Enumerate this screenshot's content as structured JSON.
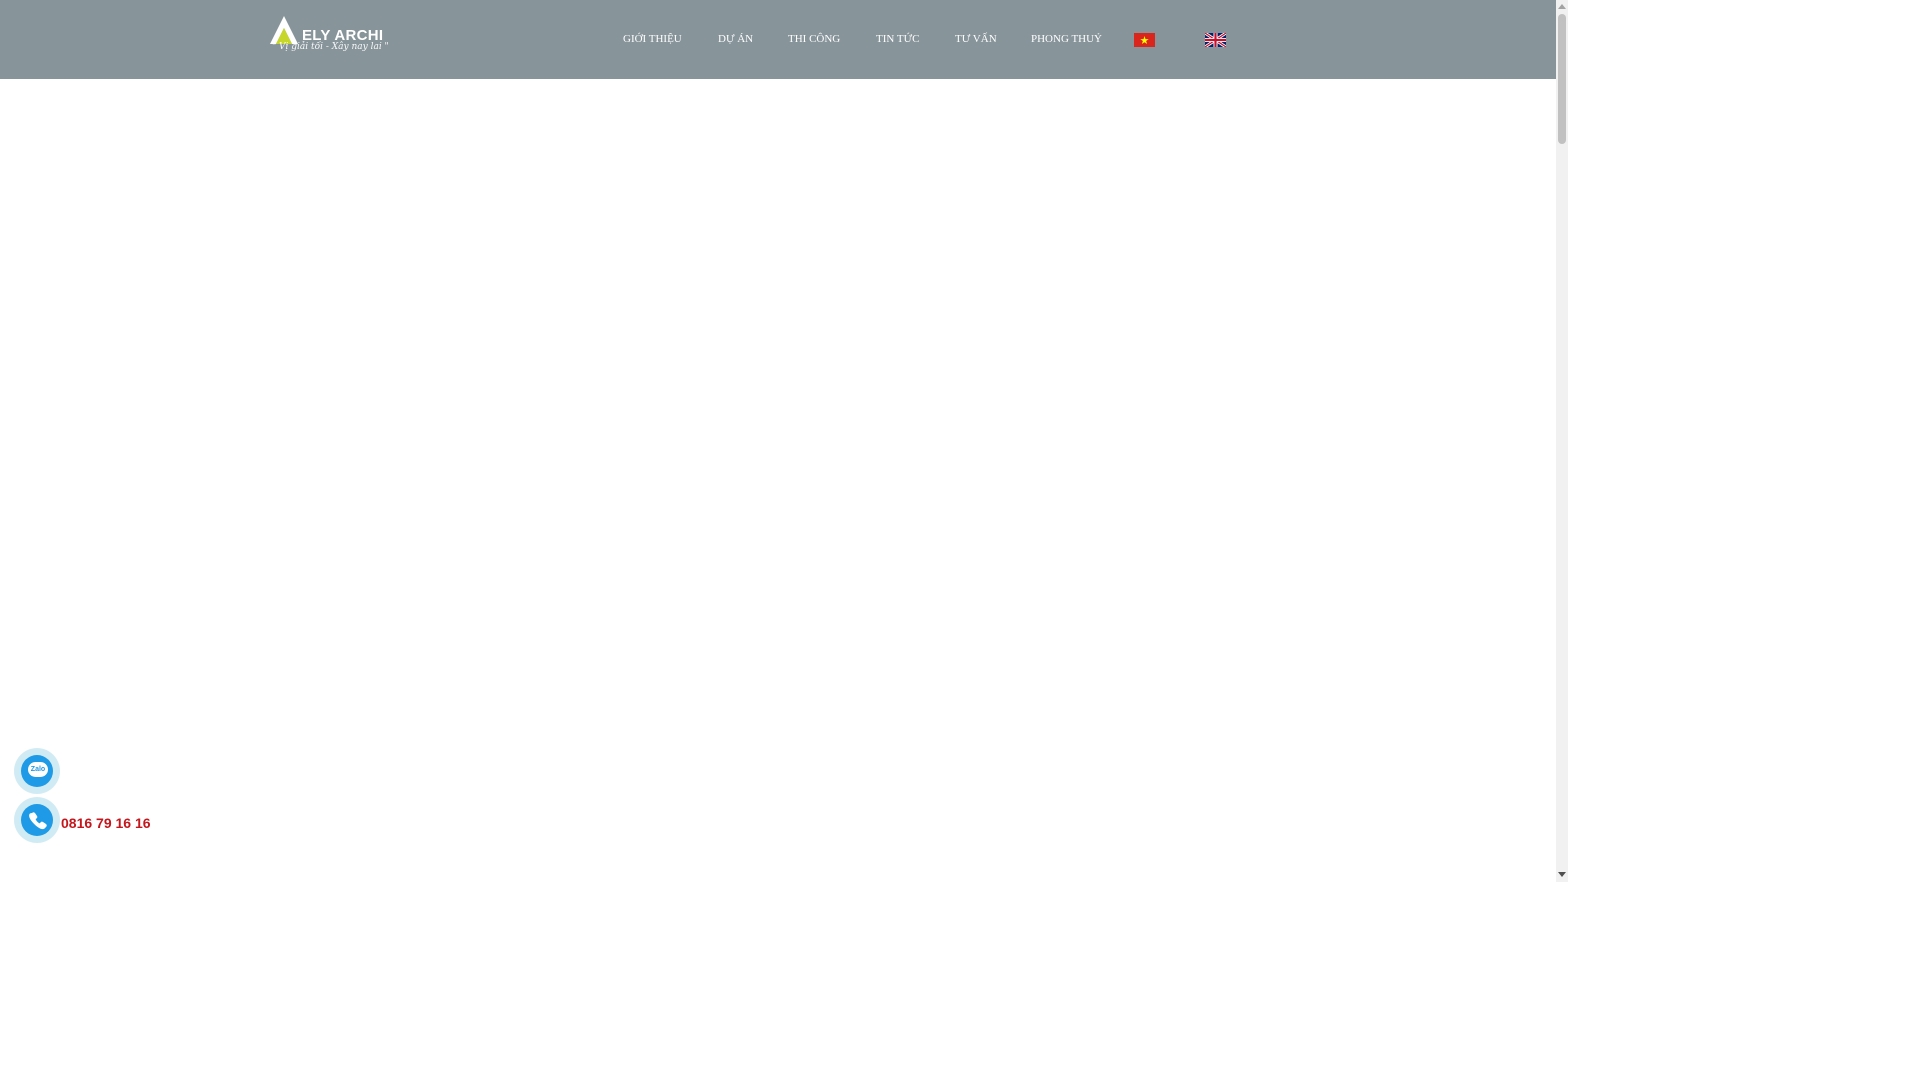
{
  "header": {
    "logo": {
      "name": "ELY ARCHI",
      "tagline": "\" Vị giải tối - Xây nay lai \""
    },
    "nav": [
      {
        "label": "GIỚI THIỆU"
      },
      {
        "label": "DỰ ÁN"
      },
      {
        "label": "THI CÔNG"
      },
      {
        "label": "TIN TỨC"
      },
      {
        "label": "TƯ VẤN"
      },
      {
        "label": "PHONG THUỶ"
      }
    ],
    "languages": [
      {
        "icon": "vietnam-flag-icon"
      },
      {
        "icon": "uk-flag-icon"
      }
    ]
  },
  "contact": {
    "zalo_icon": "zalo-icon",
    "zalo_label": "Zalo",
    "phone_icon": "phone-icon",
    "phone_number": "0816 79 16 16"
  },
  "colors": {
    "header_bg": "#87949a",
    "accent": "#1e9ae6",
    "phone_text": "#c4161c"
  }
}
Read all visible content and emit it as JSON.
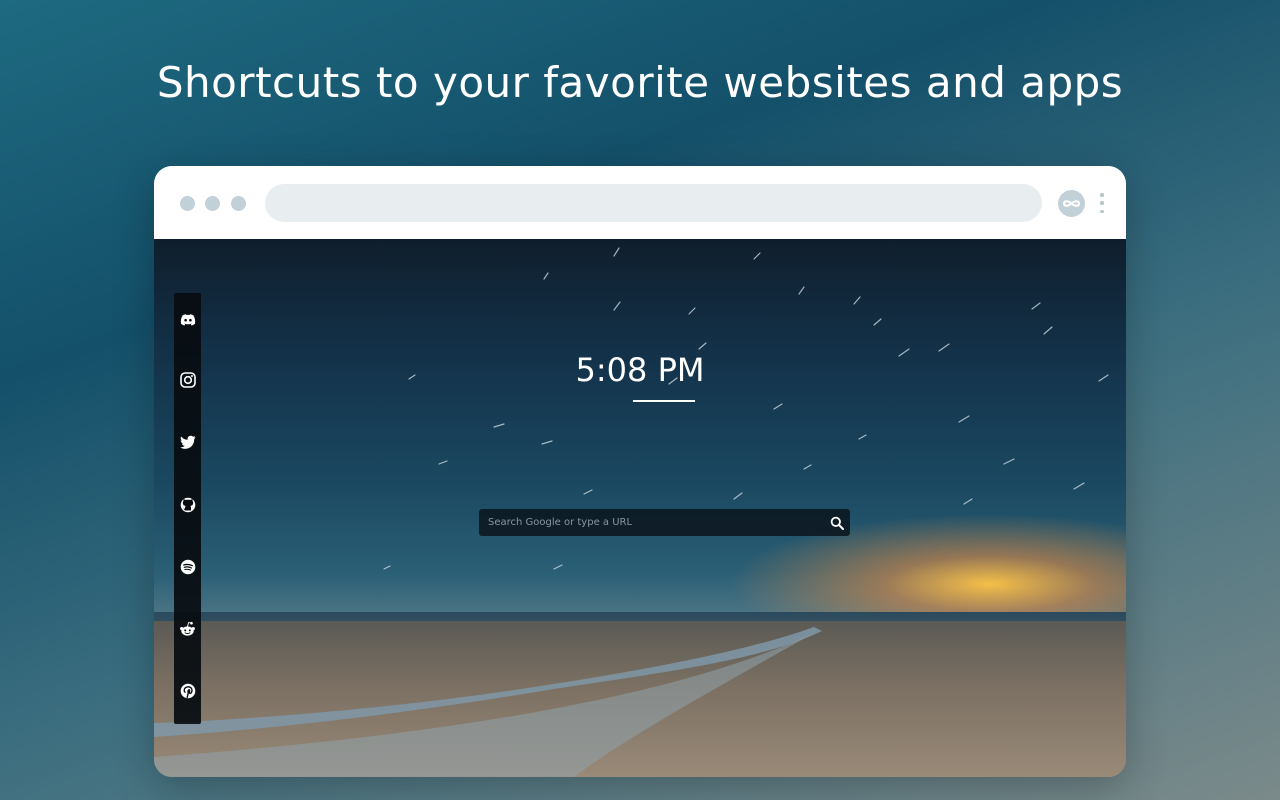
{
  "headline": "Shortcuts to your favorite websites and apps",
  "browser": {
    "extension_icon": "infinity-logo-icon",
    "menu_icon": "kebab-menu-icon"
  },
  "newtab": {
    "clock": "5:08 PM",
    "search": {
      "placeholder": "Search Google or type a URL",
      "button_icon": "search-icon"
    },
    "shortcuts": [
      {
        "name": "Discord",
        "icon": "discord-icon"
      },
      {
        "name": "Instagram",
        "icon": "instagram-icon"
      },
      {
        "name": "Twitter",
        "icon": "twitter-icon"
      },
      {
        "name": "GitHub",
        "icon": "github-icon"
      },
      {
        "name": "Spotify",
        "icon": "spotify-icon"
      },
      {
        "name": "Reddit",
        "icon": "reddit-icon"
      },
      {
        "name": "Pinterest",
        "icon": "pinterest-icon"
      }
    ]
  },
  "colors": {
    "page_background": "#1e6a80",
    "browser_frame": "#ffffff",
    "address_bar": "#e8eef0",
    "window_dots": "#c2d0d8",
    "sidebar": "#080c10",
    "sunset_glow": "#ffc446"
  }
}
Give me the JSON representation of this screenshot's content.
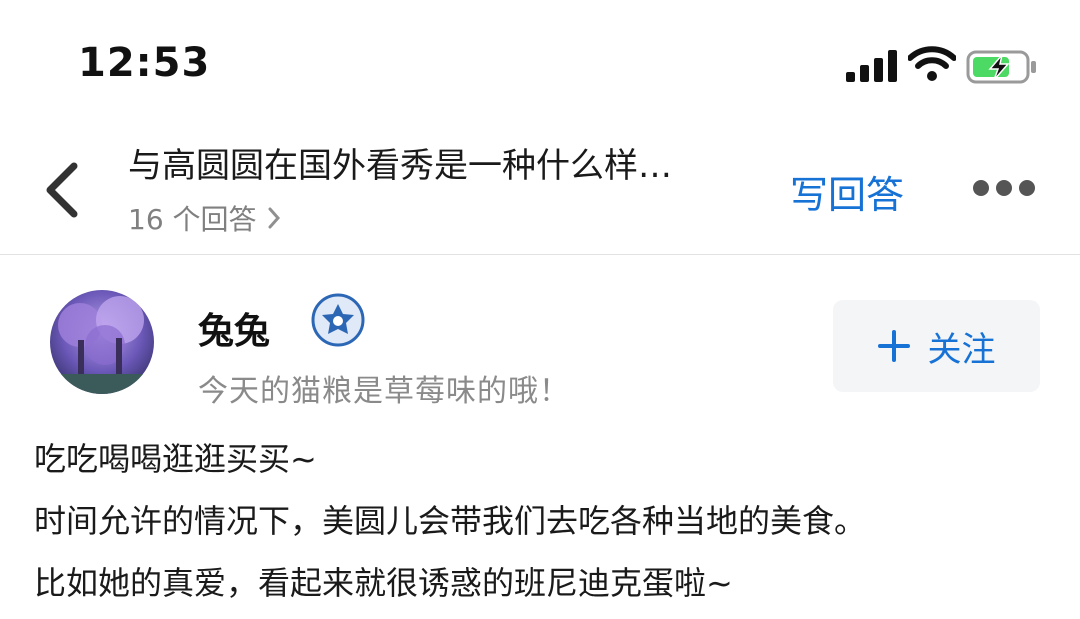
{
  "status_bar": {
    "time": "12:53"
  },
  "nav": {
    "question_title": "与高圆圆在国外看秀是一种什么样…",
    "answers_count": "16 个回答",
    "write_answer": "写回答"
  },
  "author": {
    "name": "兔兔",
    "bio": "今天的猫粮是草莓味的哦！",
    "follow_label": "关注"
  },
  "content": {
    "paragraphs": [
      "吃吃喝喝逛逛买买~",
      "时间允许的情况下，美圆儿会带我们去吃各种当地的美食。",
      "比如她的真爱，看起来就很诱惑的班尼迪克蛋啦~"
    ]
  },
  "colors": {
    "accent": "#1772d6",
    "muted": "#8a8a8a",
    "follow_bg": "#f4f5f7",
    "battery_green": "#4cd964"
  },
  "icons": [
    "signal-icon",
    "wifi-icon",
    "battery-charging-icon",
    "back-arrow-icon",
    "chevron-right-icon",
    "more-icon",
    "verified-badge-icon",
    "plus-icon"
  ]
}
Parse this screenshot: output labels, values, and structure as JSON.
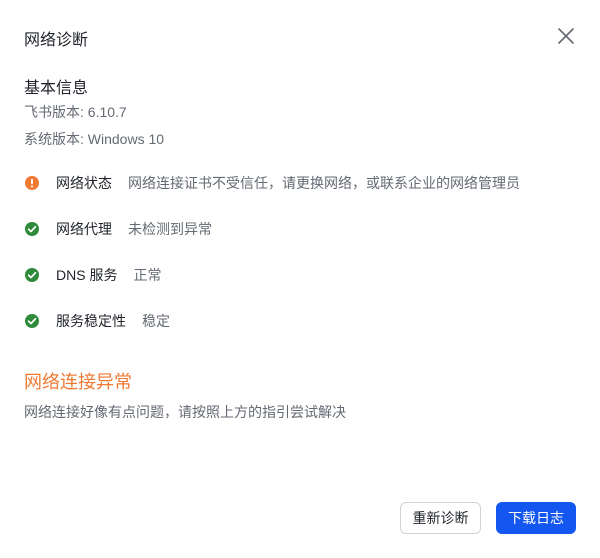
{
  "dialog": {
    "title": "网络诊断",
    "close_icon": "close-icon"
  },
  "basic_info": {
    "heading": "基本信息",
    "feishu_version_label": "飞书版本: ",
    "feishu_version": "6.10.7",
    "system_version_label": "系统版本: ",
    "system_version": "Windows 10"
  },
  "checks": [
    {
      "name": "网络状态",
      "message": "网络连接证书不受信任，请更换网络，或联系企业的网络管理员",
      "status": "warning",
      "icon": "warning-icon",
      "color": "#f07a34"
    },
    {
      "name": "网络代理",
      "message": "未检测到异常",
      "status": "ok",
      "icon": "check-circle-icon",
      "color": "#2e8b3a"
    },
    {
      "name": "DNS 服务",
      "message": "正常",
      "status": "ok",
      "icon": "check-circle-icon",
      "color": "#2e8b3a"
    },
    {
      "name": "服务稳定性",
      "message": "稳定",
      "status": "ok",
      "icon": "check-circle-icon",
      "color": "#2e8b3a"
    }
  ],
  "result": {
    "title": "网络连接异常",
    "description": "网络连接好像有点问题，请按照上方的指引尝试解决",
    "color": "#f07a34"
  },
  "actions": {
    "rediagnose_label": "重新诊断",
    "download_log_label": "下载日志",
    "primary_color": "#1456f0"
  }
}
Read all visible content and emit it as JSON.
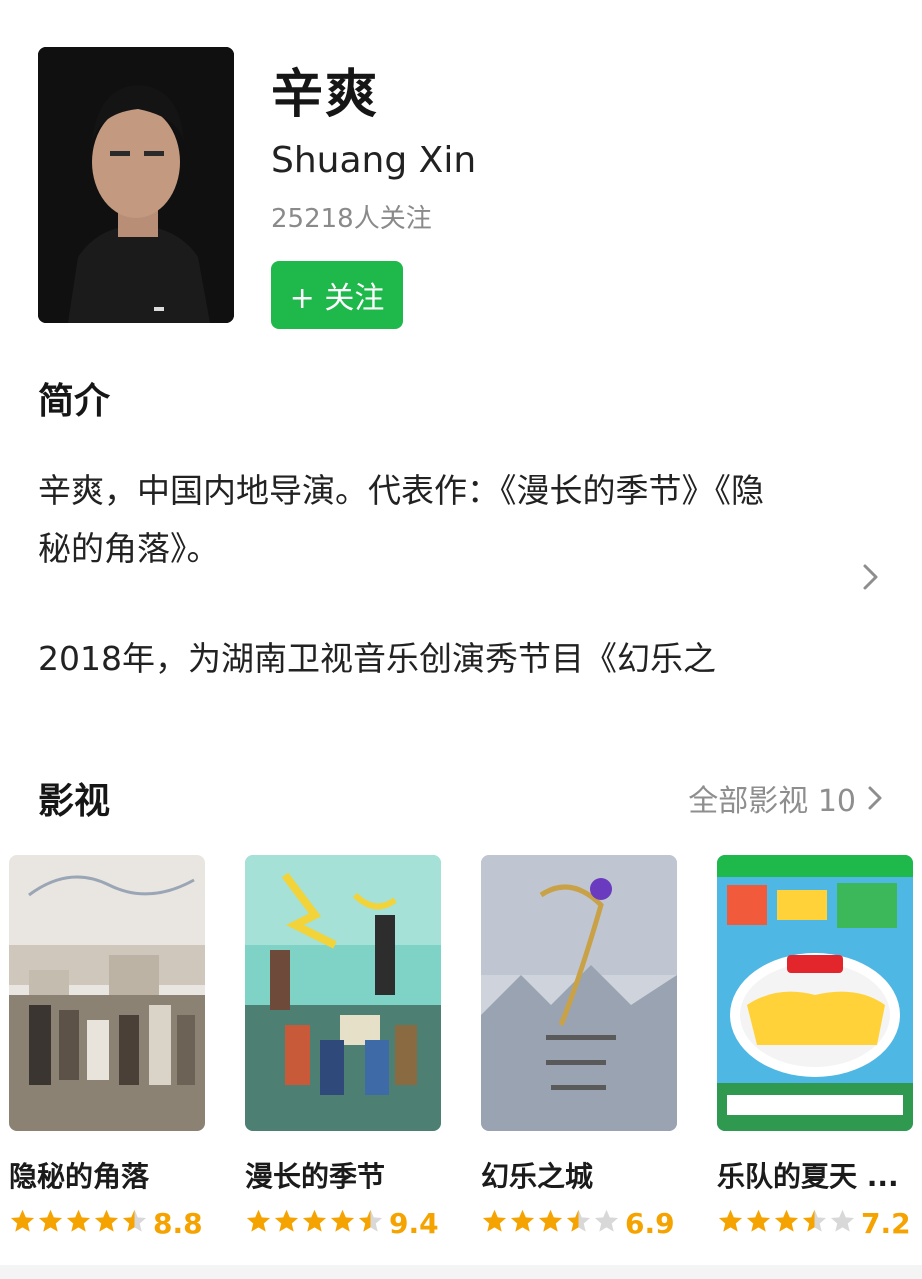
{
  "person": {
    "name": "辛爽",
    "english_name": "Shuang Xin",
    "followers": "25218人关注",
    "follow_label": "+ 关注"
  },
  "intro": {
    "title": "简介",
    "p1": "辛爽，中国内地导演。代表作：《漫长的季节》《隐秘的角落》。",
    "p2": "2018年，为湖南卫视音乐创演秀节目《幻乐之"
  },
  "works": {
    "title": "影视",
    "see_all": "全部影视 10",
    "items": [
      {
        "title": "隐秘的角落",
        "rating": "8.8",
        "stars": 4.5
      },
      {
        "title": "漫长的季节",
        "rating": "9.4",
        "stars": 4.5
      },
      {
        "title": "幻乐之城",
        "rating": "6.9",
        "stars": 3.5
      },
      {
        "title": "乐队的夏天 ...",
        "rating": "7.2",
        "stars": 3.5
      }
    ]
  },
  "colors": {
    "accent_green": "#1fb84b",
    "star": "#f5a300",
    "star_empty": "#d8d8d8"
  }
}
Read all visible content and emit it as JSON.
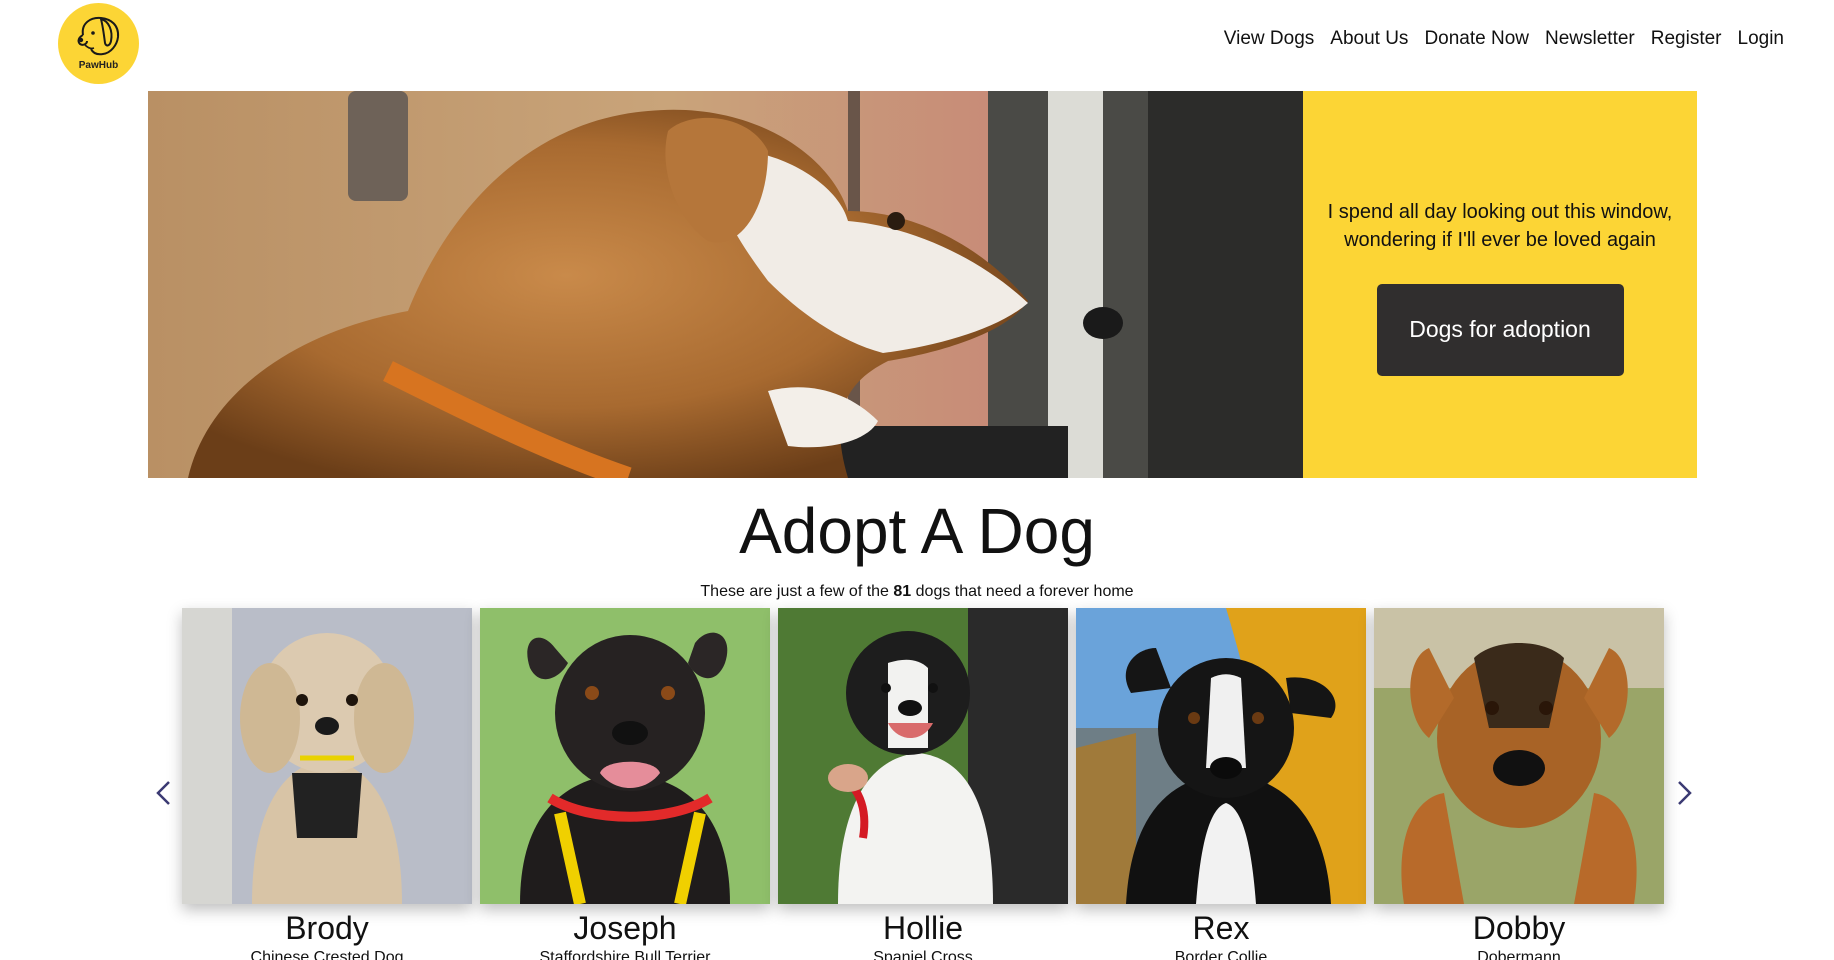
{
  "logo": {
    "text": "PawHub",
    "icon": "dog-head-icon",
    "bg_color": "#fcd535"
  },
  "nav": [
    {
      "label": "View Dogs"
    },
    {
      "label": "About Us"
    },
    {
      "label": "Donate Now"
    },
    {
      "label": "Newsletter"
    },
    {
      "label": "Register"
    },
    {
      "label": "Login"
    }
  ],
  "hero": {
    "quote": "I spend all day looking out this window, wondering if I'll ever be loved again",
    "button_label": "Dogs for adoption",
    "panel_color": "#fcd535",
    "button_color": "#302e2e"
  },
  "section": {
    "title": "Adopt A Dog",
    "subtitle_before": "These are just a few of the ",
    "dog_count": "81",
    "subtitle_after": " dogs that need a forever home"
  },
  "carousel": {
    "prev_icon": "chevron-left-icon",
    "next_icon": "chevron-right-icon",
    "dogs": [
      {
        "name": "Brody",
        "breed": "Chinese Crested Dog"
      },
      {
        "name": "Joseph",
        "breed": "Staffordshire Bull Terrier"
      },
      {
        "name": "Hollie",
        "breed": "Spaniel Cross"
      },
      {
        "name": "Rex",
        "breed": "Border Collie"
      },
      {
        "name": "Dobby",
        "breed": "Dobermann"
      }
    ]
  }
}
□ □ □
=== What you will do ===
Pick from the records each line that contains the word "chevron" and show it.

=== Written reply ===
    "chevron-right-icon",
    "prev_icon": "chevron-left-icon",
    "next_icon": "chevron-right-icon",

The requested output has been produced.